Rev. Fred Lehr became the next pastor in 1935. The new Moeller pipe organ was installed and partial support for Miss Carrie Swyter was taken on. Rev. Lehr carried the church through the difficult years of W.W.II when the lives of four sons of the church family were claimed. In 1941, the name was changed to Aplington Baptist Church. In 1946, all German language association was dropped. Rev. Lehr resigned in August 1951 due to ill health, and the Rev. Venenga began his ministry in January of 1952. A new parsonage was built in 1953, on the site of the old church building. Rev. Venenga concluded his ministry in 1956, and was followed by the Rev. Donald Patet. In 1960, a new educational facility was added to the existing building. The church has had an ongoing missionary interest all through the years, and a number of its sons and daughters have gone on into full-time Christian service. The Women's Evening Circle was formed in 1965 and still has an active membership. In 1974, the entire building was renovated in preparation for the 100th anniversary. Rev. Patet retired from the pastorate in Aplington in 1988 and holds the honor of the longest serving pastor in Aplington. Rev. James L. Renke took up the reigns in July of 1988 and ministered until July of 1992. Pastor Renke had a strong evangelistic outreach and progressed into the church planting ministry after his departure from Aplington. Pastor Rod Thompson served as interim pastor from September 1991 until April of 1993 when Rev. Marlin Mohrman became our most recent pastor. A number of remodeling projects have been completed during his present ministry. A new elevator was installed in 1994, which now makes the church handicap accessible. This project was completely paid for within one year after completiton. A new heating and air conditioning system was installed in 1997, and 1998 brought new restrooms and a renovation of the fellowship hall in the basement. An AWANA ministry was started in the fall of 1995 and has developed into a multi-church community program with a very large attendance. Nineteen ninety-nine brought a number of new projects as well. A monetary bequest to the church provided for a much needed roof replacement, a new sound and video system, a new piano and repairs to the parsonage along with the addition of a Youth Pastor.

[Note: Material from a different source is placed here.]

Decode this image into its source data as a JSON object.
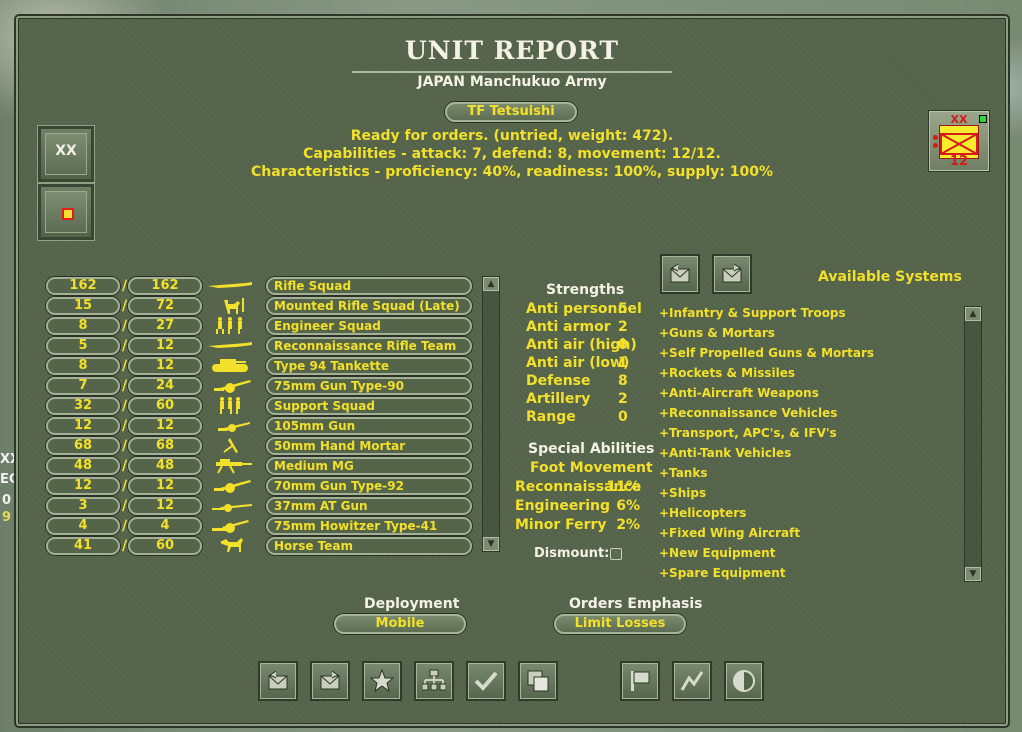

Two years later the Youth Pastor's ministry developed into a multi church ministry and outreach.
We continued to enjoy God's blessings and His faithfulness as we celebrated our 125th anniversary in 1999. We have been blessed with dedicated people who are committed to the truth of God's Word and seek to win others to Jesus Christ.

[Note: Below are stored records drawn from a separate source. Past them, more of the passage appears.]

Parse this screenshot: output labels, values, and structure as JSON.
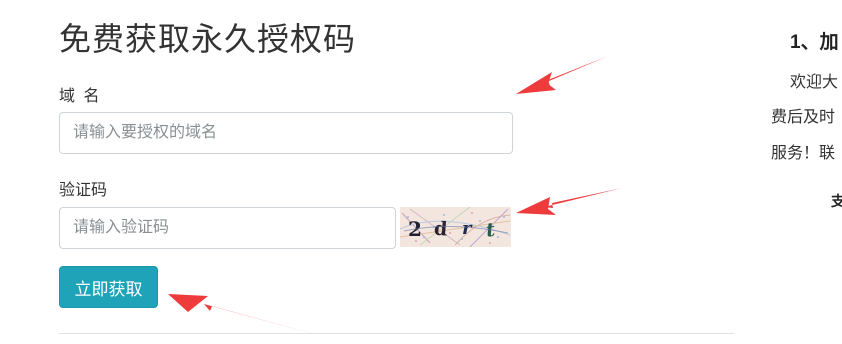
{
  "form": {
    "title": "免费获取永久授权码",
    "domain_label": "域 名",
    "domain_placeholder": "请输入要授权的域名",
    "domain_value": "",
    "captcha_label": "验证码",
    "captcha_placeholder": "请输入验证码",
    "captcha_value": "",
    "captcha_image_text": "2drt",
    "submit_label": "立即获取"
  },
  "side_panel": {
    "heading": "1、加",
    "lines": [
      "欢迎大",
      "费后及时",
      "服务！联",
      "支"
    ]
  },
  "colors": {
    "accent": "#1ea3b8",
    "annotation_arrow": "#ee3b3b",
    "captcha_background": "#f3e6df"
  },
  "icons": {
    "annotation": "red-arrow-icon"
  }
}
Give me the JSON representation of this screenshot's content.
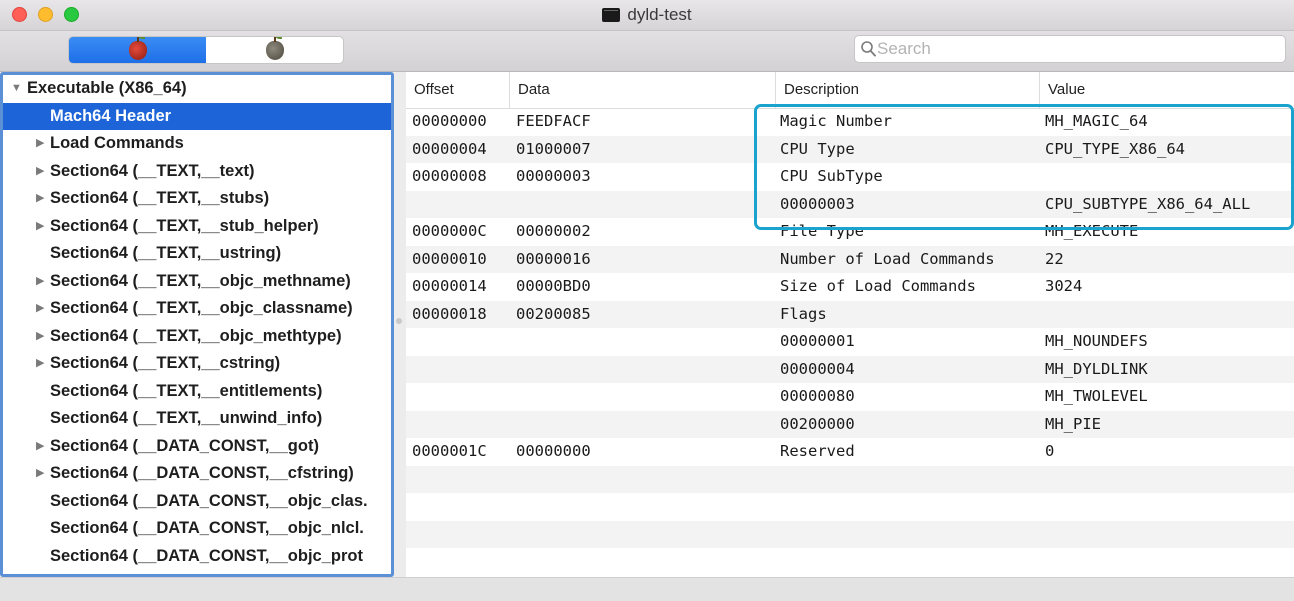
{
  "window": {
    "title": "dyld-test",
    "title_icon": "terminal-icon",
    "traffic_lights": {
      "close": "#fe5f57",
      "minimize": "#febc2e",
      "zoom": "#28c840"
    }
  },
  "toolbar": {
    "segment_left_icon": "red-apple-icon",
    "segment_right_icon": "gray-apple-icon",
    "segment_active_color": "#1f6fe8",
    "search_placeholder": "Search"
  },
  "sidebar": {
    "selection_color": "#1c64d8",
    "items": [
      {
        "label": "Executable  (X86_64)",
        "level": 0,
        "triangle": "▼",
        "selected": false
      },
      {
        "label": "Mach64 Header",
        "level": 1,
        "triangle": "",
        "selected": true
      },
      {
        "label": "Load Commands",
        "level": 1,
        "triangle": "▶",
        "selected": false
      },
      {
        "label": "Section64 (__TEXT,__text)",
        "level": 1,
        "triangle": "▶",
        "selected": false
      },
      {
        "label": "Section64 (__TEXT,__stubs)",
        "level": 1,
        "triangle": "▶",
        "selected": false
      },
      {
        "label": "Section64 (__TEXT,__stub_helper)",
        "level": 1,
        "triangle": "▶",
        "selected": false
      },
      {
        "label": "Section64 (__TEXT,__ustring)",
        "level": 1,
        "triangle": "",
        "selected": false
      },
      {
        "label": "Section64 (__TEXT,__objc_methname)",
        "level": 1,
        "triangle": "▶",
        "selected": false
      },
      {
        "label": "Section64 (__TEXT,__objc_classname)",
        "level": 1,
        "triangle": "▶",
        "selected": false
      },
      {
        "label": "Section64 (__TEXT,__objc_methtype)",
        "level": 1,
        "triangle": "▶",
        "selected": false
      },
      {
        "label": "Section64 (__TEXT,__cstring)",
        "level": 1,
        "triangle": "▶",
        "selected": false
      },
      {
        "label": "Section64 (__TEXT,__entitlements)",
        "level": 1,
        "triangle": "",
        "selected": false
      },
      {
        "label": "Section64 (__TEXT,__unwind_info)",
        "level": 1,
        "triangle": "",
        "selected": false
      },
      {
        "label": "Section64 (__DATA_CONST,__got)",
        "level": 1,
        "triangle": "▶",
        "selected": false
      },
      {
        "label": "Section64 (__DATA_CONST,__cfstring)",
        "level": 1,
        "triangle": "▶",
        "selected": false
      },
      {
        "label": "Section64 (__DATA_CONST,__objc_clas.",
        "level": 1,
        "triangle": "",
        "selected": false
      },
      {
        "label": "Section64 (__DATA_CONST,__objc_nlcl.",
        "level": 1,
        "triangle": "",
        "selected": false
      },
      {
        "label": "Section64 (__DATA_CONST,__objc_prot",
        "level": 1,
        "triangle": "",
        "selected": false
      }
    ]
  },
  "table": {
    "columns": [
      "Offset",
      "Data",
      "Description",
      "Value"
    ],
    "highlight_color": "#1aa3cf",
    "rows": [
      [
        "00000000",
        "FEEDFACF",
        "Magic Number",
        "MH_MAGIC_64"
      ],
      [
        "00000004",
        "01000007",
        "CPU Type",
        "CPU_TYPE_X86_64"
      ],
      [
        "00000008",
        "00000003",
        "CPU SubType",
        ""
      ],
      [
        "",
        "",
        "00000003",
        "CPU_SUBTYPE_X86_64_ALL"
      ],
      [
        "0000000C",
        "00000002",
        "File Type",
        "MH_EXECUTE"
      ],
      [
        "00000010",
        "00000016",
        "Number of Load Commands",
        "22"
      ],
      [
        "00000014",
        "00000BD0",
        "Size of Load Commands",
        "3024"
      ],
      [
        "00000018",
        "00200085",
        "Flags",
        ""
      ],
      [
        "",
        "",
        "00000001",
        "MH_NOUNDEFS"
      ],
      [
        "",
        "",
        "00000004",
        "MH_DYLDLINK"
      ],
      [
        "",
        "",
        "00000080",
        "MH_TWOLEVEL"
      ],
      [
        "",
        "",
        "00200000",
        "MH_PIE"
      ],
      [
        "0000001C",
        "00000000",
        "Reserved",
        "0"
      ],
      [
        "",
        "",
        "",
        ""
      ],
      [
        "",
        "",
        "",
        ""
      ],
      [
        "",
        "",
        "",
        ""
      ]
    ]
  }
}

Pastor Mohrman accepted a call to a church in Wisconsin in the summer of 2002. Dan Smith graciously began providing pulpit supply in January 2003. The search for a senior pastor continued, with the search committee eventually convincing Dan to submit a resume in late spring of 2003. He was confirmed as senior pastor by the congregation in the Summer of 2003. In 2011 Dan moved on and Pastor Allan Gerber is now serving as our interim pastor.